On the way through town, I stopped at the fish market and caught them just as they were about to close. I already had a bottle of Garlic & Herb. A fresh pot of rice and steamed green beans from my neighbor’s garden sounded appetizing as side dishes. Once I got home it didn’t take long to realize that, inadvertently, a new book idea was formulating in my mind.
Yes, you guessed it. Publishing recipes and cookbook writing started to rumble around in my mind. Now I’ve put together some of my favorite recipes with short stories. The idea is no longer on the back burner.
You are getting a sample of that book here on this site.
The good recipe...
Mrs. Dash Garlic & Herb Salt Free Spice
1 tbsp. Smart Balance (no Trans-fat) margarine, or butter.
½ Cup Water
1 Cup Pineapple or Mango chunks (optional)
Steam a pot of rice while you cook the meat. Start the rice first so you can time it to finish about the same time as the meat.
Steam some vegetables.
Spray a medium frying pan with a light coating of no-stick (optional).
Heat the pan on high, and then add the steak.
Allow the fish to sear but do NOT turn the fish over. When the meat begins to turn white from the bottom up, reduce the heat to medium.
Add water and margarine or butter.
Sprinkle a thick coating of Mrs. Dash Garlic & Herb over entire top of fish.
Cover and let the fish cook. Check it occasionally, watching for when the fish turns completely white. It will be done in about five minutes. Spoon the pineapple or mango chunks into the sauce about a minute before the fish is done.
Test with a fork to make sure the inside of the fish is also white. Do not overcook. By this time the water, margarine and spices will have cooked down to a thicker sauce. If not, you can continue to allow the sauce to thicken to your preference after the meat is removed. Immediately drizzle sauce over the fish and rice and side dishes for added flavor.
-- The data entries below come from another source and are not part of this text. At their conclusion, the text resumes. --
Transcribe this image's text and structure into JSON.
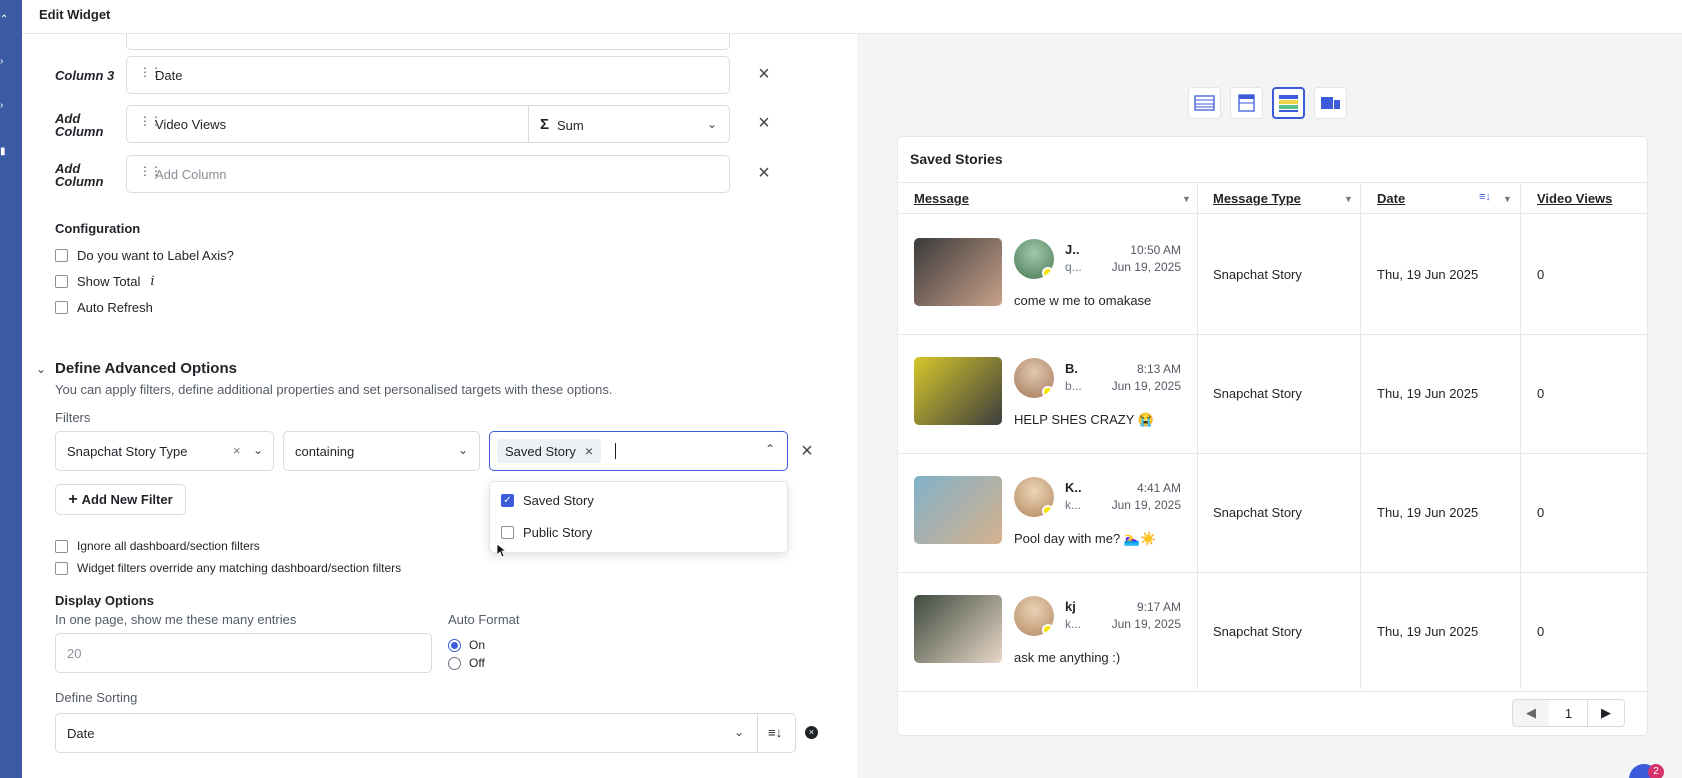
{
  "header": {
    "title": "Edit Widget"
  },
  "columns": {
    "rows": [
      {
        "label": "Column 3",
        "value": "Date"
      },
      {
        "label": "Add Column",
        "value": "Video Views",
        "aggregation": "Sum"
      },
      {
        "label": "Add Column",
        "placeholder": "Add Column"
      }
    ],
    "sigma": "Σ"
  },
  "configuration": {
    "title": "Configuration",
    "options": [
      {
        "label": "Do you want to Label Axis?",
        "checked": false
      },
      {
        "label": "Show Total",
        "info": "i",
        "checked": false
      },
      {
        "label": "Auto Refresh",
        "checked": false
      }
    ]
  },
  "advanced": {
    "title": "Define Advanced Options",
    "description": "You can apply filters, define additional properties and set personalised targets with these options.",
    "filters_label": "Filters",
    "filter": {
      "field": "Snapchat Story Type",
      "operator": "containing",
      "selected_chip": "Saved Story"
    },
    "dropdown": [
      {
        "label": "Saved Story",
        "checked": true
      },
      {
        "label": "Public Story",
        "checked": false
      }
    ],
    "add_filter_label": "Add New Filter",
    "add_filter_plus": "+",
    "filter_options": [
      {
        "label": "Ignore all dashboard/section filters",
        "checked": false
      },
      {
        "label": "Widget filters override any matching dashboard/section filters",
        "checked": false
      }
    ]
  },
  "display": {
    "title": "Display Options",
    "entries_label": "In one page, show me these many entries",
    "entries_placeholder": "20",
    "auto_format_label": "Auto Format",
    "auto_format_options": [
      {
        "label": "On",
        "selected": true
      },
      {
        "label": "Off",
        "selected": false
      }
    ]
  },
  "sorting": {
    "label": "Define Sorting",
    "value": "Date"
  },
  "preview": {
    "title": "Saved Stories",
    "headers": [
      "Message",
      "Message Type",
      "Date",
      "Video Views"
    ],
    "rows": [
      {
        "name": "J..",
        "handle": "q...",
        "time": "10:50 AM",
        "date": "Jun 19, 2025",
        "message": "come w me to omakase",
        "type": "Snapchat Story",
        "date_col": "Thu, 19 Jun 2025",
        "views": "0",
        "thumb_colors": [
          "#3a3a3a",
          "#c9a08a"
        ],
        "avatar_colors": [
          "#9fc7a8",
          "#4a7b57"
        ]
      },
      {
        "name": "B.",
        "handle": "b...",
        "time": "8:13 AM",
        "date": "Jun 19, 2025",
        "message": "HELP SHES CRAZY 😭",
        "type": "Snapchat Story",
        "date_col": "Thu, 19 Jun 2025",
        "views": "0",
        "thumb_colors": [
          "#d6c72a",
          "#3d3d3d"
        ],
        "avatar_colors": [
          "#e0c9b0",
          "#a6785a"
        ]
      },
      {
        "name": "K..",
        "handle": "k...",
        "time": "4:41 AM",
        "date": "Jun 19, 2025",
        "message": "Pool day with me? 🏊‍♀️☀️",
        "type": "Snapchat Story",
        "date_col": "Thu, 19 Jun 2025",
        "views": "0",
        "thumb_colors": [
          "#7fb2c9",
          "#d7b08d"
        ],
        "avatar_colors": [
          "#ecd6b8",
          "#b4875f"
        ]
      },
      {
        "name": "kj",
        "handle": "k...",
        "time": "9:17 AM",
        "date": "Jun 19, 2025",
        "message": "ask me anything :)",
        "type": "Snapchat Story",
        "date_col": "Thu, 19 Jun 2025",
        "views": "0",
        "thumb_colors": [
          "#3e4a3e",
          "#e8d7c7"
        ],
        "avatar_colors": [
          "#e9d2b5",
          "#b58a63"
        ]
      }
    ],
    "pager": {
      "prev": "◀",
      "page": "1",
      "next": "▶"
    }
  },
  "fab_badge": "2",
  "icons": [
    "drag-handle-icon",
    "close-icon",
    "chevron-down-icon",
    "chevron-up-icon",
    "sort-icon",
    "info-icon",
    "table-view-icon",
    "list-view-icon",
    "color-table-view-icon",
    "card-view-icon"
  ],
  "colors": {
    "accent": "#3b5bdb",
    "rail": "#3b5ba5",
    "badge": "#ffe600"
  }
}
NOTE: This recipe works with a slab of any kind of fish, but not too well with thin fillets, which take only a minute or so to cook.
When cooking for more than one person, add more margarine proportionately; increase the fruit, and add more water sparingly, just enough to make the quantity of sauce you need.
Publishing recipes and cookbook writing can be a lot of fun. You might have already considered such a project if you’ve chosen to read these recipe pages.
It was a bit of work for me to put some of my recipes together. My grandmother used to pinch a little of this and a little of that. Try writing recipes or publishing recipes described that way.
A cookbook reader would need a sense of humor, however, to tolerate some of the stories I’ve written with my recipes. Watch for more.
A short story or two is still needed to finish my cookbook writing. But I’ll be publishing recipes here.
Oh yes, I neglected to photograph while writing recipes. So pictures could eventually show up on this site as well.
If you’re interested in publishing recipes or cookbook writing, think about how you might bring your project to fruition, maybe on your own Web site.
Oh, and don’t forget, I would love to hear about you publishing recipes, but if you try one of mine, let me know how you liked it.